Word for word, repeat every entry that appears below.

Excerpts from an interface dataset
════

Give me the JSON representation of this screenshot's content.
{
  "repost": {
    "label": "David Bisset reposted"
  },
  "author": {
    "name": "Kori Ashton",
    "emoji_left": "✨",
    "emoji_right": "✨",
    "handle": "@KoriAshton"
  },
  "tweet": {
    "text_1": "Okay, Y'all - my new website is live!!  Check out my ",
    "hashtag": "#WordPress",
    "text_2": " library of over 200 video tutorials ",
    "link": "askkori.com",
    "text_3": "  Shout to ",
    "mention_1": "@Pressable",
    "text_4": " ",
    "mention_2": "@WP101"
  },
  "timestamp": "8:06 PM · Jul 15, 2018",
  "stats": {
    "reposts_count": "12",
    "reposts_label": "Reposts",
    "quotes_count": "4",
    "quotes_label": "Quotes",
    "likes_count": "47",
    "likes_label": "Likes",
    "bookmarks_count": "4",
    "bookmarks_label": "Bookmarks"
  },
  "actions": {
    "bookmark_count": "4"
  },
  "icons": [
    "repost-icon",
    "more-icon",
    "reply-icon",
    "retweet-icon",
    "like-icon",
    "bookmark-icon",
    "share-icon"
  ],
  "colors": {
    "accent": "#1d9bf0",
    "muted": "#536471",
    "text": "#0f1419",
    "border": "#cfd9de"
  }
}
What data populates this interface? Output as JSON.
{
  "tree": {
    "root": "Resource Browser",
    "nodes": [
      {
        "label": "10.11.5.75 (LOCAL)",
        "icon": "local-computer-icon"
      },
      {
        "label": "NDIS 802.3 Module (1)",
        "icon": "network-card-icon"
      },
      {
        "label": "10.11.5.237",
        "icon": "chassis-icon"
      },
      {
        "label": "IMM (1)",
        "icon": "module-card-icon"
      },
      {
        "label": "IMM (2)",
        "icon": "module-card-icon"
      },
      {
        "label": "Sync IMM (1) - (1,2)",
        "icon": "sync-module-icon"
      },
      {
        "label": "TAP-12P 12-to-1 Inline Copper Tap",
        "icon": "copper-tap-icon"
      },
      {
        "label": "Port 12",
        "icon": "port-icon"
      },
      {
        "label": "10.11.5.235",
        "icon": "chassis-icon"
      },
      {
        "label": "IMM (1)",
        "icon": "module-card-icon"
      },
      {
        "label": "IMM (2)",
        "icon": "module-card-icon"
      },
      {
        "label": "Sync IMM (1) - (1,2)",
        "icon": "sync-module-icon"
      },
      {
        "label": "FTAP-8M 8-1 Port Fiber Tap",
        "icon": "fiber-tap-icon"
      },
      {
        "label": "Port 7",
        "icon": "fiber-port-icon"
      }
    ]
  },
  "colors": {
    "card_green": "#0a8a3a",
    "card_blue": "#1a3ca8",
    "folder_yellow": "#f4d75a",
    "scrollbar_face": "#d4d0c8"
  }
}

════

WRITTEN SOLUTION
Give me the JSON representation of this screenshot's content.
{
  "repost": {
    "label": "David Bisset reposted"
  },
  "author": {
    "name": "Kori Ashton",
    "emoji_left": "✨",
    "emoji_right": "✨",
    "handle": "@KoriAshton"
  },
  "tweet": {
    "text_1": "Okay, Y'all - my new website is live!!  Check out my ",
    "hashtag": "#WordPress",
    "text_2": " library of over 200 video tutorials ",
    "link": "askkori.com",
    "text_3": "  Shout to ",
    "mention_1": "@Pressable",
    "text_4": " ",
    "mention_2": "@WP101"
  },
  "timestamp": "8:06 PM · Jul 15, 2018",
  "stats": {
    "reposts_count": "12",
    "reposts_label": "Reposts",
    "quotes_count": "4",
    "quotes_label": "Quotes",
    "likes_count": "47",
    "likes_label": "Likes",
    "bookmarks_count": "4",
    "bookmarks_label": "Bookmarks"
  },
  "actions": {
    "bookmark_count": "4"
  },
  "icons": [
    "repost-icon",
    "more-icon",
    "reply-icon",
    "retweet-icon",
    "like-icon",
    "bookmark-icon",
    "share-icon"
  ],
  "colors": {
    "accent": "#1d9bf0",
    "muted": "#536471",
    "text": "#0f1419",
    "border": "#cfd9de"
  }
}
What data populates this interface? Output as JSON.
{
  "tree": {
    "root": "Resource Browser",
    "nodes": [
      {
        "label": "10.11.5.75 (LOCAL)",
        "icon": "local-computer-icon"
      },
      {
        "label": "NDIS 802.3 Module (1)",
        "icon": "network-card-icon"
      },
      {
        "label": "10.11.5.237",
        "icon": "chassis-icon"
      },
      {
        "label": "IMM (1)",
        "icon": "module-card-icon"
      },
      {
        "label": "IMM (2)",
        "icon": "module-card-icon"
      },
      {
        "label": "Sync IMM (1) - (1,2)",
        "icon": "sync-module-icon"
      },
      {
        "label": "TAP-12P 12-to-1 Inline Copper Tap",
        "icon": "copper-tap-icon"
      },
      {
        "label": "Port 12",
        "icon": "port-icon"
      },
      {
        "label": "10.11.5.235",
        "icon": "chassis-icon"
      },
      {
        "label": "IMM (1)",
        "icon": "module-card-icon"
      },
      {
        "label": "IMM (2)",
        "icon": "module-card-icon"
      },
      {
        "label": "Sync IMM (1) - (1,2)",
        "icon": "sync-module-icon"
      },
      {
        "label": "FTAP-8M 8-1 Port Fiber Tap",
        "icon": "fiber-tap-icon"
      },
      {
        "label": "Port 7",
        "icon": "fiber-port-icon"
      }
    ]
  },
  "colors": {
    "card_green": "#0a8a3a",
    "card_blue": "#1a3ca8",
    "folder_yellow": "#f4d75a",
    "scrollbar_face": "#d4d0c8"
  }
}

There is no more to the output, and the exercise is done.